As for the argument that the opposition media is oppressed, it is almost an ordinary situation in Turkey that we face headlines, saying, "We will spit at Erdoğan's grave when he dies," aimed at the country's elected president, Recep Tayyip Erdoğan, who they call a "dictator." Magazines, which picture Erdoğan on the gallows on its front cover and say that he must be executed, have made hate crime an ordinary matter. None of these journalists has been imprisoned because of the content that is evidently a hate crime and makes the president a target.

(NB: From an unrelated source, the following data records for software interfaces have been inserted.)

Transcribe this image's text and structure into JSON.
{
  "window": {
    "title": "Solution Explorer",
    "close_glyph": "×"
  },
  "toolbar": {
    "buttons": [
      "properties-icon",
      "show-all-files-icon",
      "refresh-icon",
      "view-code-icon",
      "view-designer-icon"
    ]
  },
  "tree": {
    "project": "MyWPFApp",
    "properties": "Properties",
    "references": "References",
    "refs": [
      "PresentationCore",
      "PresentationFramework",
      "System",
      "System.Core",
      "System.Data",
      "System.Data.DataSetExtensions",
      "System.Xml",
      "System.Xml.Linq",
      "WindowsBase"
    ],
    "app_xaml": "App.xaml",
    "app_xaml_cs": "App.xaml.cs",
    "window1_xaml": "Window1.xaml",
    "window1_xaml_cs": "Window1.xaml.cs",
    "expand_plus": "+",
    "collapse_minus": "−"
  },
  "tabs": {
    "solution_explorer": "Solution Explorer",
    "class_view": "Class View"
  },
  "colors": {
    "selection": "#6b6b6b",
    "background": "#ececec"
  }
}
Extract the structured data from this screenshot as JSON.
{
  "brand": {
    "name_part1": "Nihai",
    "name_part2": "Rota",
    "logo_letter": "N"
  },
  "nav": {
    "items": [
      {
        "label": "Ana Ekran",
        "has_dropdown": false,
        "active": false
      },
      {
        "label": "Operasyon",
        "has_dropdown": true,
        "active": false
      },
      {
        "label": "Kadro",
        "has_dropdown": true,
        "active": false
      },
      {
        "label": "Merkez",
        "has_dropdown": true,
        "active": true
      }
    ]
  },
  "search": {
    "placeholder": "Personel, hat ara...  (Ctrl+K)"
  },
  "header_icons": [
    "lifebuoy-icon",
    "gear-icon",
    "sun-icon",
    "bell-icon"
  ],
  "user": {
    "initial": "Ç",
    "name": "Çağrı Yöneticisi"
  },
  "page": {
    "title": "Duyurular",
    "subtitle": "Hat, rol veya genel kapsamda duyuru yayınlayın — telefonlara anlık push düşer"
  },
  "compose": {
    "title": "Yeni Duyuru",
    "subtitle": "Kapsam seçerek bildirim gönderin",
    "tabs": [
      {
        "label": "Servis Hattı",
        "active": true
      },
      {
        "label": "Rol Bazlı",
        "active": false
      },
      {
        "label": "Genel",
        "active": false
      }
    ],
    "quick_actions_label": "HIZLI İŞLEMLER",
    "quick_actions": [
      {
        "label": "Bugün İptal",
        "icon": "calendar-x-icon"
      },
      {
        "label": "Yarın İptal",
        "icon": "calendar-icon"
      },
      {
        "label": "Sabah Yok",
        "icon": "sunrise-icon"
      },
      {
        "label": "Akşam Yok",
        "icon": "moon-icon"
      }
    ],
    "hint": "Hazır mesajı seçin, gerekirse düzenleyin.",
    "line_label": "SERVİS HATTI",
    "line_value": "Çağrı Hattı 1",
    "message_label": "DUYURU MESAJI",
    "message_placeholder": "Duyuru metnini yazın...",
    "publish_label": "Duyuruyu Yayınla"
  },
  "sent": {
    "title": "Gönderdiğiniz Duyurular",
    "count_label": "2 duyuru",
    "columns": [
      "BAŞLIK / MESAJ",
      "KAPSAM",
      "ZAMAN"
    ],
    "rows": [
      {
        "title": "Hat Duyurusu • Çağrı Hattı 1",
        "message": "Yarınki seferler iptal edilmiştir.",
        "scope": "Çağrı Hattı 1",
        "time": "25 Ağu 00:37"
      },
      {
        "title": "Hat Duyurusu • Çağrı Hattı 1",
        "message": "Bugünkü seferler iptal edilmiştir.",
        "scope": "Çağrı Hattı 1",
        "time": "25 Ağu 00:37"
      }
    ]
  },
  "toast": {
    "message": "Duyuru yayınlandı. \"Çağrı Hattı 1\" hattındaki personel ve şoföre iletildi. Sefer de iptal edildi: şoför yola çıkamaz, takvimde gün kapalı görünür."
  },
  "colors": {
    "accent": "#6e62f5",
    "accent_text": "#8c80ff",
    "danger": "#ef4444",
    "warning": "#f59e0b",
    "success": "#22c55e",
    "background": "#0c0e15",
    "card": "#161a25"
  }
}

The capital of the opposition media is keeping on track. For instance, Doğan Media Group, which includes many newspapers, TV channels, websites and magazines, is a conglomerate that makes the highest profit and receives the greatest number of advertisements. In addition to media, the company operates in many other sectors as well.
In short, the reason why a journalist faces difficulty or why his opportunities to find a job is restricted is not because he is an opponent, but rather because he supports the policies of the AK Party government. Although, a conservative democratic party is in power in Turkey, the media power is under the thumb of the Republican People's Party (CHP), which is the founder of the modern state. The CHP, at the same time, is the party that has nominated the greatest number of journalists as parliamentary candidates for the upcoming June 7 elections.

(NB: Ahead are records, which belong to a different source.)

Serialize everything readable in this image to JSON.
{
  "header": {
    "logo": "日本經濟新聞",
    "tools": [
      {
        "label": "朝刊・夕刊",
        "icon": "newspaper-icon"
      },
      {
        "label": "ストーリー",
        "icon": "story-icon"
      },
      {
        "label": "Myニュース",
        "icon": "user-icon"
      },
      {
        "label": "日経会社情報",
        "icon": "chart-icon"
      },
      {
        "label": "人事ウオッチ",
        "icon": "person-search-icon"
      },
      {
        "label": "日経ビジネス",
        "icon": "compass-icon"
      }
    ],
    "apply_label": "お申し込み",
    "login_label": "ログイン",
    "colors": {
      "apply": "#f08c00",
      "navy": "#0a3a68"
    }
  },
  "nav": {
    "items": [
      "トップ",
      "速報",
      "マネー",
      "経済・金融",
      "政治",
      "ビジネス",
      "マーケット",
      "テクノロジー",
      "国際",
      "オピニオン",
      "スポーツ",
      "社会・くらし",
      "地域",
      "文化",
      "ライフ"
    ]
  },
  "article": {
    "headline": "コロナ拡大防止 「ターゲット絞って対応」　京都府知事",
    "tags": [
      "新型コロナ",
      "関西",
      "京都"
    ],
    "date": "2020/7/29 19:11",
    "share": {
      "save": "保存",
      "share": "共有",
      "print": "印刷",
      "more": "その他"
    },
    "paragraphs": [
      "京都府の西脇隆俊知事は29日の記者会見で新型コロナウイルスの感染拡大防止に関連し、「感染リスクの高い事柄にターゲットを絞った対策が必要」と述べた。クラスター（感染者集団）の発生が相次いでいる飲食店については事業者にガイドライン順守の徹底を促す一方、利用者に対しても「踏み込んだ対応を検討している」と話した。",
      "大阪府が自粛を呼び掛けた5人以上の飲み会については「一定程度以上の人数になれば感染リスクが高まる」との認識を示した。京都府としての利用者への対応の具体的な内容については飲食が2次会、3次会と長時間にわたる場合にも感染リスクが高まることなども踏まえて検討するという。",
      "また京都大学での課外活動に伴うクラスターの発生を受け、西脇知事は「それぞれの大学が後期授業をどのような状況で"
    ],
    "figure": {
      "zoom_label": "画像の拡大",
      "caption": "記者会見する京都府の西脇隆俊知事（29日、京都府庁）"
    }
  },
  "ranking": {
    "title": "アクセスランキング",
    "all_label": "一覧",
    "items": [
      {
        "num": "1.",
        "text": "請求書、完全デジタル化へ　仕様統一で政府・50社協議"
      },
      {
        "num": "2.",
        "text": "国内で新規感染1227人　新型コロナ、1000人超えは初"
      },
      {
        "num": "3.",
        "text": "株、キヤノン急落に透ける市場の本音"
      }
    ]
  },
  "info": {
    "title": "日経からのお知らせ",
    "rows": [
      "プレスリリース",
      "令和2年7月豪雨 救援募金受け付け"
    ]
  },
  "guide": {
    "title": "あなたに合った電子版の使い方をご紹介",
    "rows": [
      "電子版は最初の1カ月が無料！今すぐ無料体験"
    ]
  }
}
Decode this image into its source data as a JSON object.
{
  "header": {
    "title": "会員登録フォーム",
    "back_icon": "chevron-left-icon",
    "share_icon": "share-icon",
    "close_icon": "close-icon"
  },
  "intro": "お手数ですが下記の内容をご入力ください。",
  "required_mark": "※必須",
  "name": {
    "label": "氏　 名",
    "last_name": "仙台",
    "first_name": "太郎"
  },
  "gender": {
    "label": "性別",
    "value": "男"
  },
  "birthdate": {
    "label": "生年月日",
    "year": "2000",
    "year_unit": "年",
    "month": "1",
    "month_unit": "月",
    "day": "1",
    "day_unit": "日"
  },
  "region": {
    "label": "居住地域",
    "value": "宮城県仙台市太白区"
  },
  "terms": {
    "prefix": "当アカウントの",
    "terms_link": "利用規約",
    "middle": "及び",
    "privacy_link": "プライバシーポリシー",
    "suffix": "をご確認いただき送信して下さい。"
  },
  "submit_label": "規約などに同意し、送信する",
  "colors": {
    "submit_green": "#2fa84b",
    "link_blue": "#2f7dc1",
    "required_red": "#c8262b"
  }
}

An absurd documentaryFollowing the release of "Persona Non Grata," some journalists, who personally expressed their views in the documentary, harshly responded to its content. For instance, one of them objected to that Aydın Doğan, the boss of Doğan Media Group, is presented as a victim in the documentary. He said, "It has been 10 years since I was dismissed from the Doğan Group's Radikal daily … Actually, I was removed not only from the job, but also from the mainstream media sector. When I rejected a bribery offer, the then executive committee member in charge of human resources of Doğan Media fulfilled his promise that they would not 'let me work in anywhere.' Soon after, I began to work for Aktüel magazine and I was dismissed four days later. Although I shook hands with then news director of Akşam daily, I could never start work. My friend, who was editorial director of Sky Türk channel, said that the reason for my failure to get a job was a file that was sent to the human resources department by Doğan Media."

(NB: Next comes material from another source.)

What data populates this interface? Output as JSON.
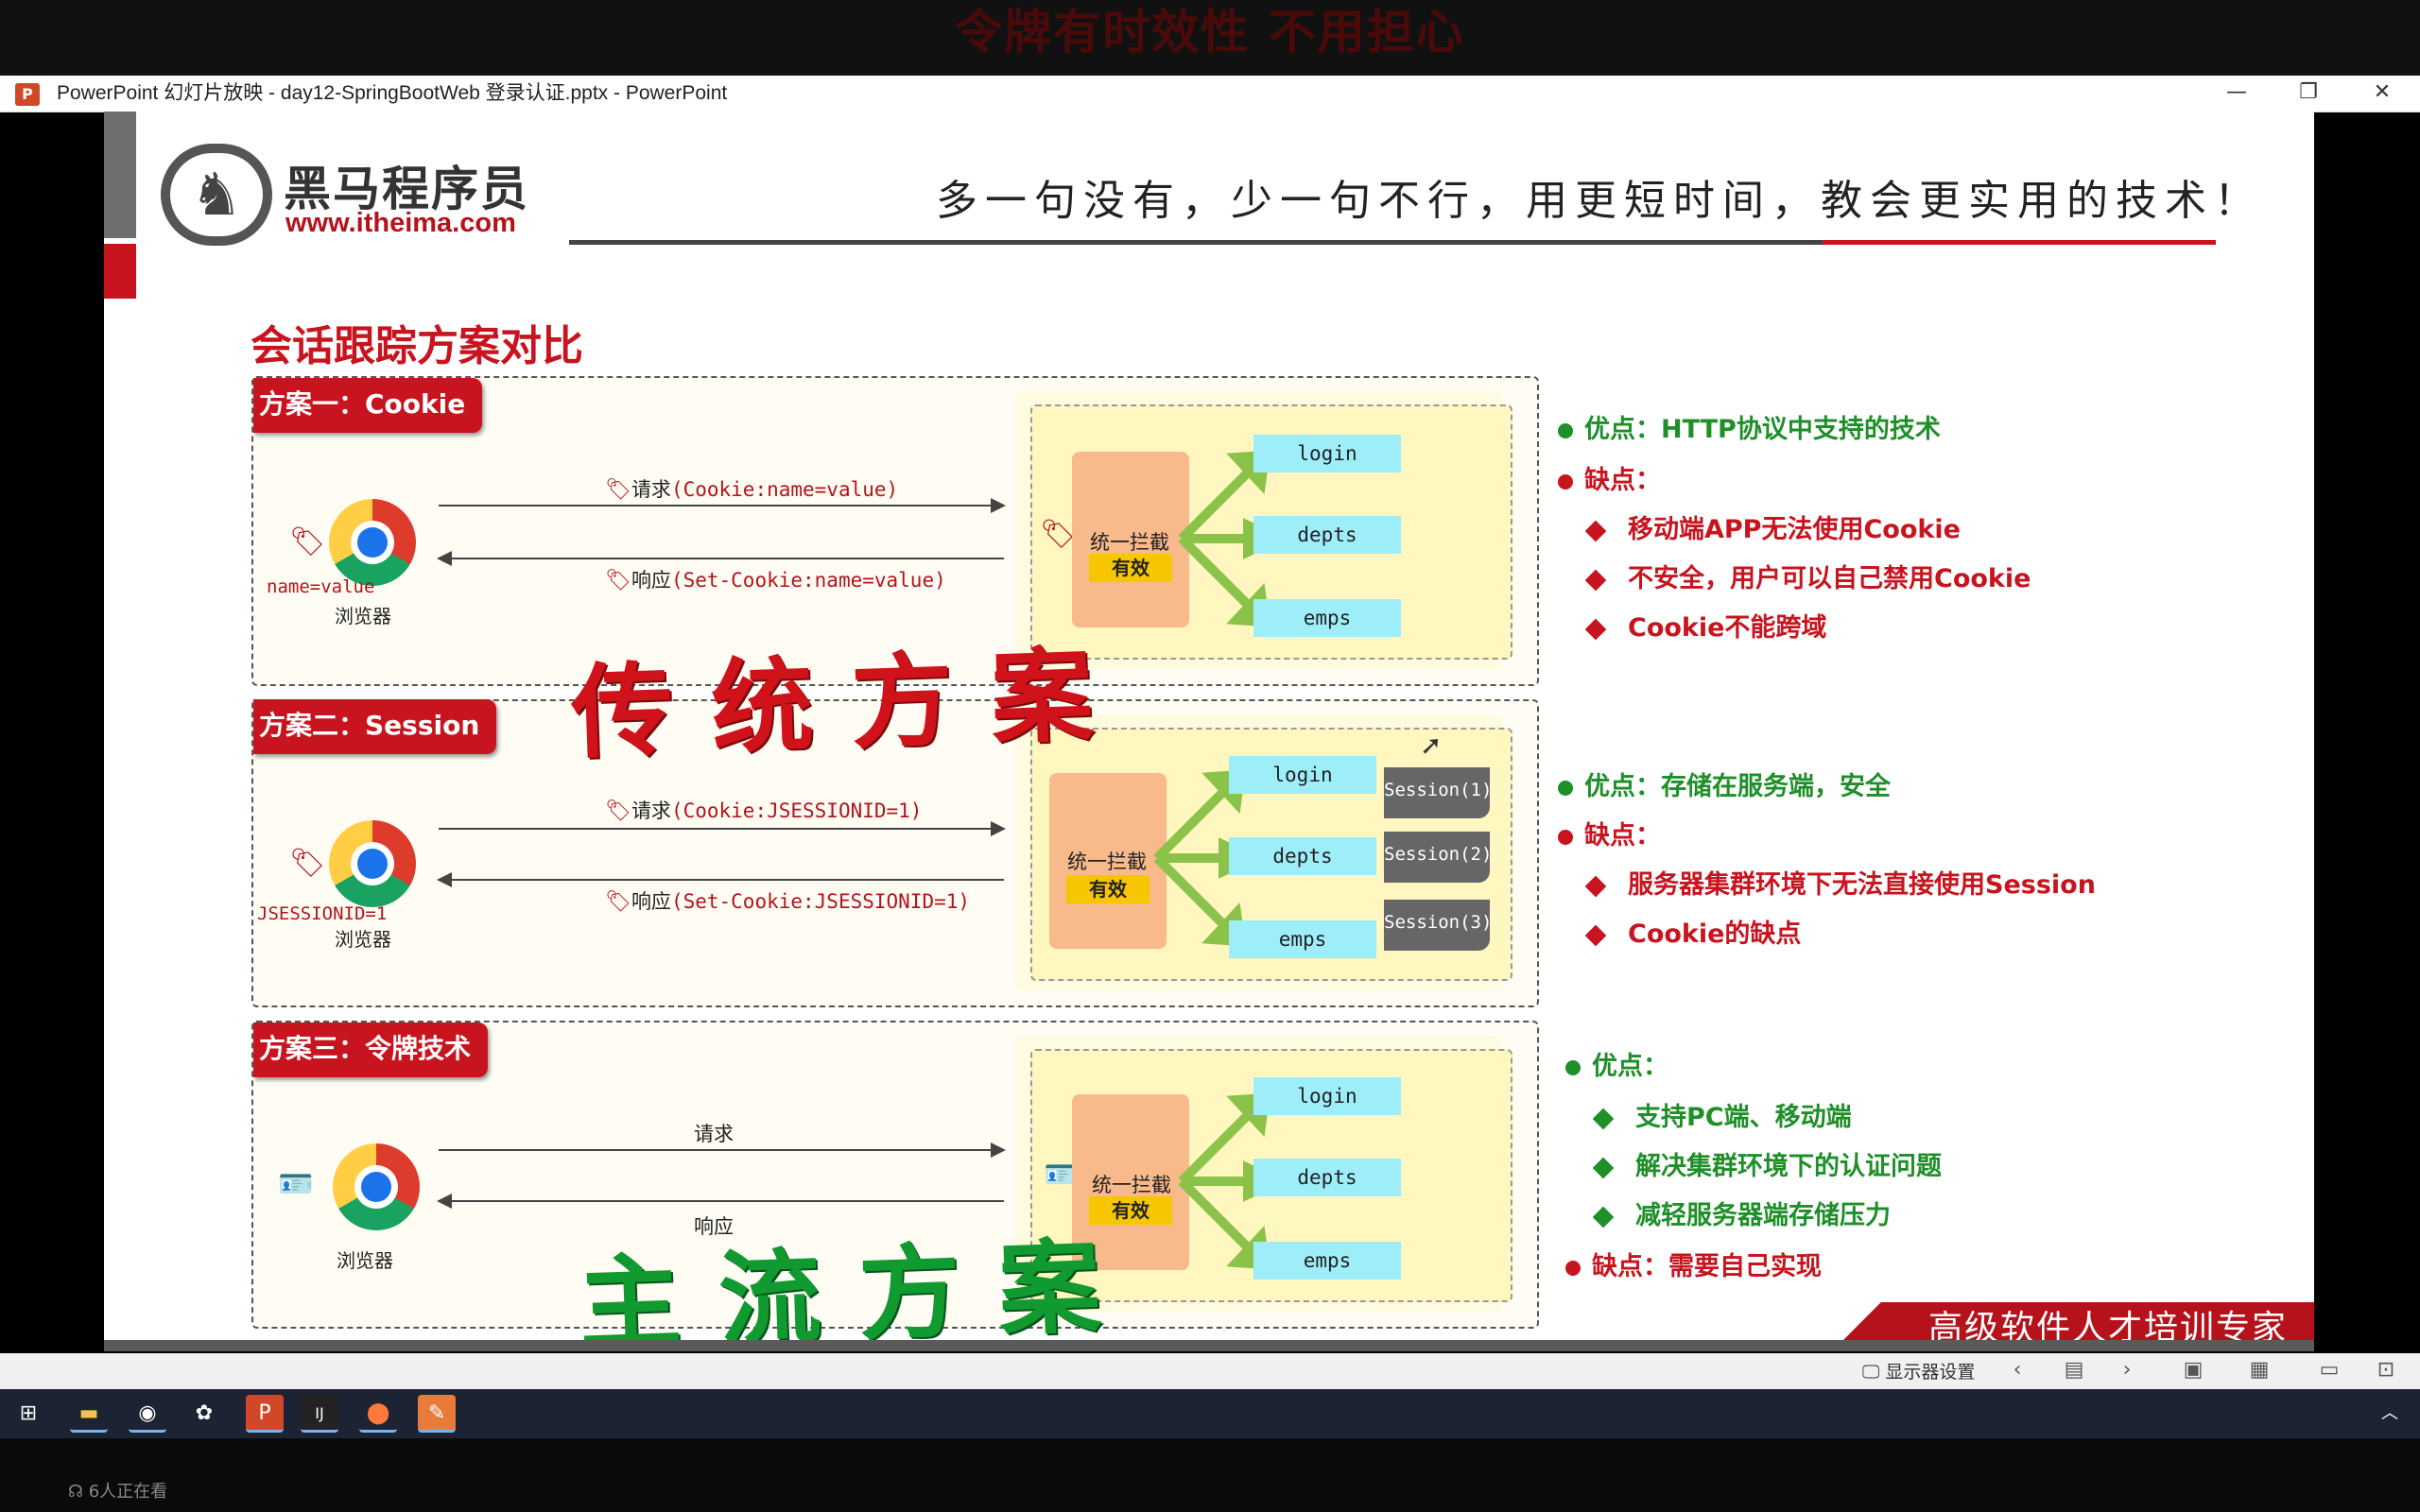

Don't you think that it sounds like a joke? Moreover, he is not the only journalist who was sacked by Aydın Doğan. This is like the scenario where Rupert Murdoch keeps guard during a possible strike in Fox News, or he plays the victim in a movie that criticizes the monopolization of media.
Frankly speaking, we have gotten used to such absurd comedies in Turkey. Everyone ignored it when 25 journalists, including me, were collectively forced to resign from our newspaper in 2013 and tens of correspondents and editors were fired from that monopolistic media. Certainly, it would be different if we had clamored, saying that "we are oppressed," like some of our colleagues who present job changes in the sector as a "political oppression." Perhaps then, nongovernmental organizations like Freedom House, which publishes press freedom reports about Turkey relying on one-sided information sources, would notice us. Nevertheless, we still believe that journalism, which tolerates many oddities, cannot digest a single lie.
to read our informative text prepared pursuant to the Law on the Protection of Personal Data No. 6698 and to get information about the
used on our website in accordance with the relevant legislation.
6698 sayılı Kişisel Verilerin Korunması Kanunu uyarınca hazırlanmış aydınlatma metnimizi okumak ve sitemizde ilgili mevzuata uygun olarak kullanılan
ilgili bilgi almak için lütfen